DRUNK I TELLS YA. DRUNK.
Hey, remember how we’ve talked before about emergency funds? And how they suck more than people who fake Bigfoot sitings? In case you haven’t, here’s the half of one paragraph summary. Non-dirtbags don’t need emergency funds, since they have credit available. They either have a credit card with a $10k limit or some sort of pre approved line of credit against real estate. If an emergency comes up, all they need to do it use their available credit, and then either sell an investment to pay off the balance or take their time paying it off over a few months, depending on the interest rate.
But having thousands of dollars just sitting on hand waiting until the you know what hits the fan is just plain dumb, especially for people with consumer debt. Even if they pay their credit card debt down by $1,000 and then immediately charge it back up again when an emergency hits, they’re still slightly better off than if they would have stuck that $1,000 in a savings account. Remember, most credit cards charge more per month in interest than what you’d make annually in a savings account.
Geez, that half of one paragraph summary ran a little long. I’m the blogging version of a 1936 Hitler speech. I just can’t stop.
Unlike many of my peers, I think you’re all adults that can handle your money. If given available credit, you’ll use it responsibly, resisting the urge to blow it on cheeseburgers and hookers. You’ll use that credit as an insurance policy, using it when you need it, but allowing it to remain unused for 99.9% of the time. I like the way you think, Financial Uproar reader. Here’s a kiss.
If that’s the way you view available credit, of course you want more of it. If some bank is willing to give you more credit in hopes you’ll spend more, you’ll welcome it with open arms. If a credit card with a decent limit is a good fall back plan, then a credit card with a bigger limit is a better fall back plan. The best fall back plan is keeping a condom in your wallet, because the last thing you need is a wallet without protection.
Keeping all this in mind, why in the actual hell would you say no to credit card limit increases?

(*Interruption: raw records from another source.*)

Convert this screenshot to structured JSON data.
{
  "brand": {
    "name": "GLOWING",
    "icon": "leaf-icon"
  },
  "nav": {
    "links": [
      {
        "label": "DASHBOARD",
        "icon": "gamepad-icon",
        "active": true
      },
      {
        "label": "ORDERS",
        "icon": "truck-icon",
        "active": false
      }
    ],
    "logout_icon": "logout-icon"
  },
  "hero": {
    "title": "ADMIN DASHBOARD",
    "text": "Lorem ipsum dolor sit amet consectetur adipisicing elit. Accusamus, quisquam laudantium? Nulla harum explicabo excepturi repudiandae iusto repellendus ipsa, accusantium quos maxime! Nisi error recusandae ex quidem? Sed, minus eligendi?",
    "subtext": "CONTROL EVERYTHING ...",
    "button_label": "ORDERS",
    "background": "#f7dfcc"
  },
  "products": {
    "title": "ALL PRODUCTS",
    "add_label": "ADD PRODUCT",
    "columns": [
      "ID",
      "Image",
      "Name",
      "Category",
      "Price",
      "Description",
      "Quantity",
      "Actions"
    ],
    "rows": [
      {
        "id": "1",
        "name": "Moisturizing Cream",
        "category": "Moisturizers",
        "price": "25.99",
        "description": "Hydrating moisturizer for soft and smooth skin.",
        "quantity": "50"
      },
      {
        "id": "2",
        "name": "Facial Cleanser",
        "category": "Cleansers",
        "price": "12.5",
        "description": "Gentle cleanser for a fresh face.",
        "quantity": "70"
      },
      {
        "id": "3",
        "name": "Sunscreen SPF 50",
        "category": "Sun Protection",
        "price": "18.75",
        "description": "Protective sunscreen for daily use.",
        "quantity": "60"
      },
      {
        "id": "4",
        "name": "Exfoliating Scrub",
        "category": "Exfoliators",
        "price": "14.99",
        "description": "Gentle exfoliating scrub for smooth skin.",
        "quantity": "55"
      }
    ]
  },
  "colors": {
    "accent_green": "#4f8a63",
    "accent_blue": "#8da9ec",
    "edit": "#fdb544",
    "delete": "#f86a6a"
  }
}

There’s only one reason why you would, and that’s because you’re a scared little child who is afraid that an increased limit will lead to you accepting it as a challenge. There is no other reason why you’d say no to potential credit.
There are even fringe benefits to taking a credit card increase. One of the factors that credit report people look it is your ratio of credit to available credit. Say you’ve spent $2,000 of your 8,000 limit. Even though you plan to pay that off, your credit report will still show that your credit utilization ratio is around 25%.
If you consistently spend that much but then get your limit upped to $10,000, suddenly your ratio drops to 20%, and you should get a small increase to your credit score. Nothing more than a point or two, but it all helps.
Back when I was a mortgage broker, one of the things I’d tell customers with weak credit to do is call up their credit card companies looking for an increase in their limit, so their credit utilization ratios would go down. The other thing I’d tell them to do is to pay off any outstanding debts and then get a mortgage with less than 5% down, since it was the wild days of 2008. I was a good mortgage broker. Except people didn’t listen.
These days banks can’t just give you credit card limit increases. You have to phone in and beg for it. I’m not sure I’d bother, but I’ve already got more than $10k of available credit. If your card only has $2,000 or $3,000 for a limit, then maybe I’d phone. This is pretty cheap insurance, provided you’re adult enough to handle it.